The revelation is just one of many heart-wrenching recollections found within the new memoir, Small Fry, written by Jobs’ 40-year-old daughter Lisa Brennan-Jobs.
“Before I said good-bye, I went to the bathroom to mist one more time,” Brennan-Jobs wrote in the book of her time visiting her father before his death. “The spray was natural, which meant that over the course of a few minutes it no longer smelled sharp like roses, but fetid and stinky like a swamp, although I didn’t realise it at the time.
The Apple creator passed away from pancreatic cancer in 2011, and the memoir reflects on the complete rejection Lisa felt as the daughter of Steve Jobs.
Steve Jobs shared three children with his wife Laurene Powell – Reed, Erin Siena and Eve Jobs – and had a complicated relationship with his oldest daughter, Lisa Brennan-Jobs, who he fathered with Chrisann Brennan in 1978. They were just 23.
Despite Chrisann’s insistence the baby was his, the memoir reveals that Steve Jobs demanded a DNA test before he began paying child support for Lisa, an early indication of what would be a tumultuous relationship.
Describing the inequality between her mother and father, Brennan-Jobs grew up with a mum who “supplemented her welfare payments by cleaning houses and waitressing,” Brennan-Jobs wrote in an excerpt published in Vanity Fair.
Her childhood memories of the Apple co-founder paints him as emotionally distant.
She writes about their “once a month” encounters in which he would take her skating, picking her up and taking her home in his Porsche.
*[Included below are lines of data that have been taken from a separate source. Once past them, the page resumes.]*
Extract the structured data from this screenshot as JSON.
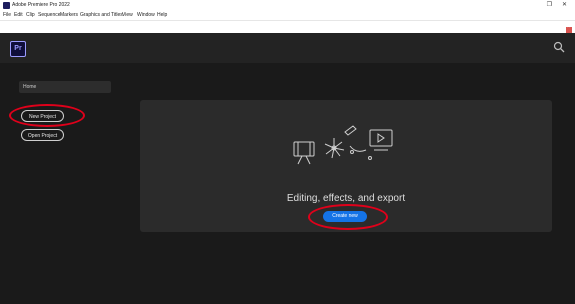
{
  "window": {
    "title": "Adobe Premiere Pro 2022",
    "restore_icon": "restore-icon",
    "close_icon": "close-icon"
  },
  "menu": [
    "File",
    "Edit",
    "Clip",
    "Sequence",
    "Markers",
    "Graphics and Titles",
    "View",
    "Window",
    "Help"
  ],
  "app": {
    "logo": "Pr",
    "search_icon": "search-icon"
  },
  "sidebar": {
    "home_label": "Home",
    "new_project_label": "New Project",
    "open_project_label": "Open Project"
  },
  "main": {
    "headline": "Editing, effects, and export",
    "create_button_label": "Create new"
  },
  "colors": {
    "app_background": "#1a1a1a",
    "panel_background": "#2b2b2b",
    "accent_blue": "#1473e6",
    "highlight_red": "#e0001a"
  }
}
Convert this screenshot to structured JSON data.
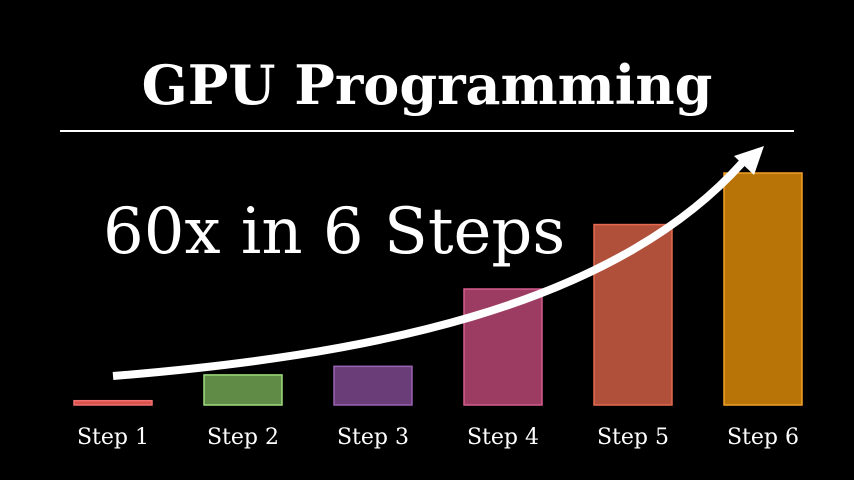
{
  "title": "GPU Programming",
  "headline": "60x in 6 Steps",
  "chart_data": {
    "type": "bar",
    "categories": [
      "Step 1",
      "Step 2",
      "Step 3",
      "Step 4",
      "Step 5",
      "Step 6"
    ],
    "values": [
      1,
      7,
      9,
      27,
      42,
      54
    ],
    "ylim": [
      0,
      54
    ],
    "colors": [
      "#d9524c",
      "#5f8b47",
      "#6a3d78",
      "#9c3c62",
      "#b04f3a",
      "#b87406"
    ],
    "strokes": [
      "#f07070",
      "#9fdc7e",
      "#9b63b3",
      "#d65c8f",
      "#e66a50",
      "#f2a12a"
    ],
    "grid": false,
    "legend": "none",
    "annotation": "upward-trend-arrow"
  }
}
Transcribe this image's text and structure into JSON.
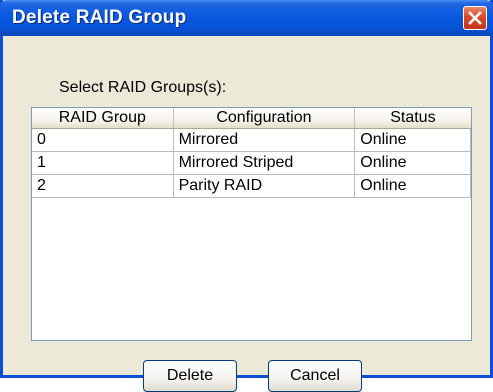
{
  "window": {
    "title": "Delete RAID Group"
  },
  "dialog": {
    "prompt": "Select RAID Groups(s):",
    "table": {
      "columns": [
        "RAID Group",
        "Configuration",
        "Status"
      ],
      "rows": [
        [
          "0",
          "Mirrored",
          "Online"
        ],
        [
          "1",
          "Mirrored Striped",
          "Online"
        ],
        [
          "2",
          "Parity RAID",
          "Online"
        ]
      ]
    },
    "buttons": {
      "delete_label": "Delete",
      "cancel_label": "Cancel"
    }
  },
  "icons": {
    "close": "close-icon"
  },
  "colors": {
    "titlebar": "#0852d6",
    "window_face": "#ece9d8",
    "close_button": "#d94a2a"
  }
}
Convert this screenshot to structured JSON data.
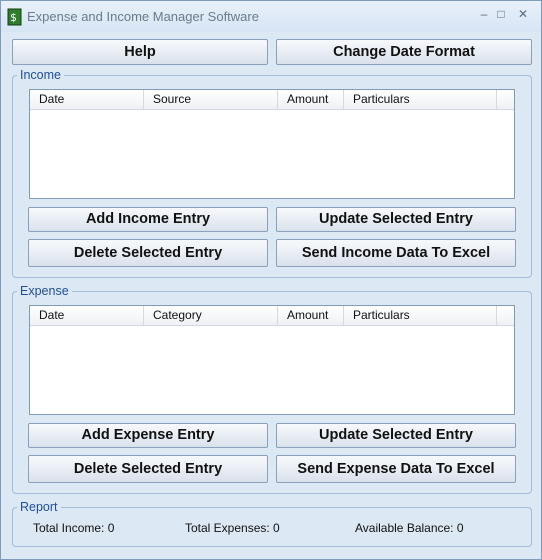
{
  "window": {
    "title": "Expense and Income Manager Software"
  },
  "toolbar": {
    "help_label": "Help",
    "change_date_label": "Change Date Format"
  },
  "income": {
    "legend": "Income",
    "columns": [
      "Date",
      "Source",
      "Amount",
      "Particulars"
    ],
    "add_label": "Add Income Entry",
    "update_label": "Update Selected Entry",
    "delete_label": "Delete Selected Entry",
    "excel_label": "Send Income Data To Excel"
  },
  "expense": {
    "legend": "Expense",
    "columns": [
      "Date",
      "Category",
      "Amount",
      "Particulars"
    ],
    "add_label": "Add Expense Entry",
    "update_label": "Update Selected Entry",
    "delete_label": "Delete Selected Entry",
    "excel_label": "Send Expense Data To Excel"
  },
  "report": {
    "legend": "Report",
    "total_income": "Total Income: 0",
    "total_expenses": "Total Expenses: 0",
    "available_balance": "Available Balance: 0"
  }
}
“He didn’t talk much. There were long pauses,” she writes.
“A few times, I felt his eyes on me; when I looked up, he looked away.”
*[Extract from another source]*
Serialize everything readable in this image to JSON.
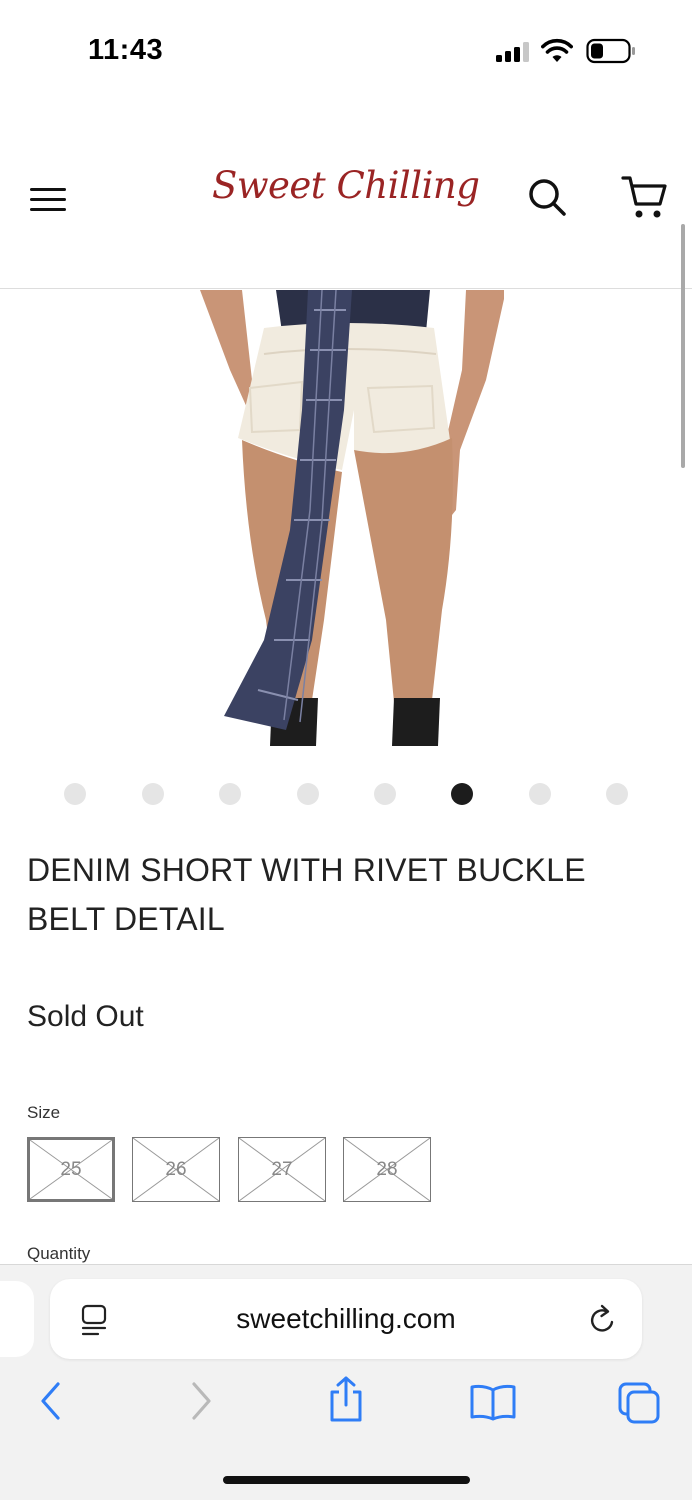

Brennan-Jobs recalled that her dad would buy a new Porsche every time he scratched his current one, but when asked if she could “have it when you’re done?” his response was malicious, seemingly abusive, for the sake of it.
“’You’re not getting anything,’ he said. ‘You understand? Nothing. You’re getting nothing.’ Did he mean about the car, something else, bigger? I didn’t know. His voice hurt—sharp, in my chest,” she writes.
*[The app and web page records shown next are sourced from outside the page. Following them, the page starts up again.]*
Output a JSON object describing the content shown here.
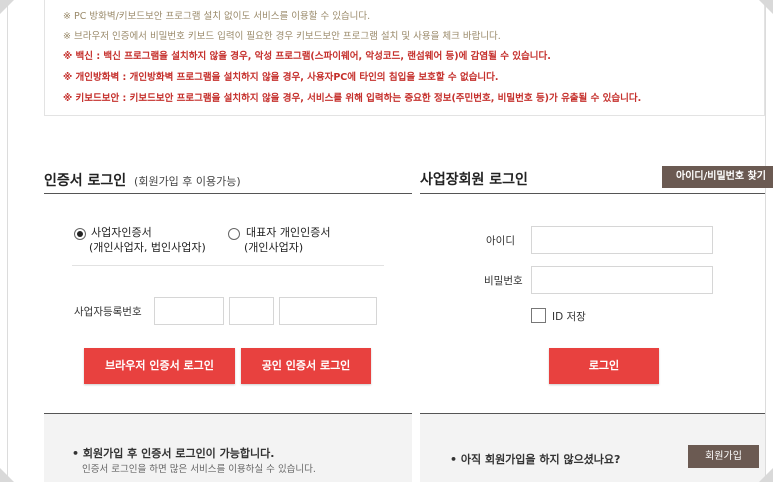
{
  "notices": {
    "line1": "※ PC 방화벽/키보드보안 프로그램 설치 없이도 서비스를 이용할 수 있습니다.",
    "line2": "※ 브라우저 인증에서 비밀번호 키보드 입력이 필요한 경우 키보드보안 프로그램 설치 및 사용을 체크 바랍니다.",
    "line3": "※ 백신 : 백신 프로그램을 설치하지 않을 경우, 악성 프로그램(스파이웨어, 악성코드, 랜섬웨어 등)에 감염될 수 있습니다.",
    "line4": "※ 개인방화벽 : 개인방화벽 프로그램을 설치하지 않을 경우, 사용자PC에 타인의 침입을 보호할 수 없습니다.",
    "line5": "※ 키보드보안 : 키보드보안 프로그램을 설치하지 않을 경우, 서비스를 위해 입력하는 중요한 정보(주민번호, 비밀번호 등)가 유출될 수 있습니다."
  },
  "cert_login": {
    "title": "인증서 로그인",
    "subtitle": "(회원가입 후 이용가능)",
    "radio_business": {
      "label": "사업자인증서",
      "sub": "(개인사업자, 법인사업자)",
      "checked": true
    },
    "radio_rep": {
      "label": "대표자 개인인증서",
      "sub": "(개인사업자)",
      "checked": false
    },
    "biz_number_label": "사업자등록번호",
    "biz_number_values": [
      "",
      "",
      ""
    ],
    "browser_cert_button": "브라우저 인증서 로그인",
    "public_cert_button": "공인 인증서 로그인",
    "footer_text": "회원가입 후 인증서 로그인이 가능합니다.",
    "footer_sub": "인증서 로그인을 하면 많은 서비스를 이용하실 수 있습니다."
  },
  "member_login": {
    "title": "사업장회원 로그인",
    "find_button": "아이디/비밀번호 찾기",
    "id_label": "아이디",
    "id_value": "",
    "pw_label": "비밀번호",
    "pw_value": "",
    "save_id_label": "ID 저장",
    "save_id_checked": false,
    "login_button": "로그인",
    "footer_text": "아직 회원가입을 하지 않으셨나요?",
    "join_button": "회원가입"
  },
  "colors": {
    "accent_red": "#e8413f",
    "button_brown": "#6b5a52",
    "notice_red": "#c5302c"
  }
}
By the end of the extract, one thing is clear. Brennan-Jobs longed for her father’s acceptance but he didn’t pull through, even on his death bed.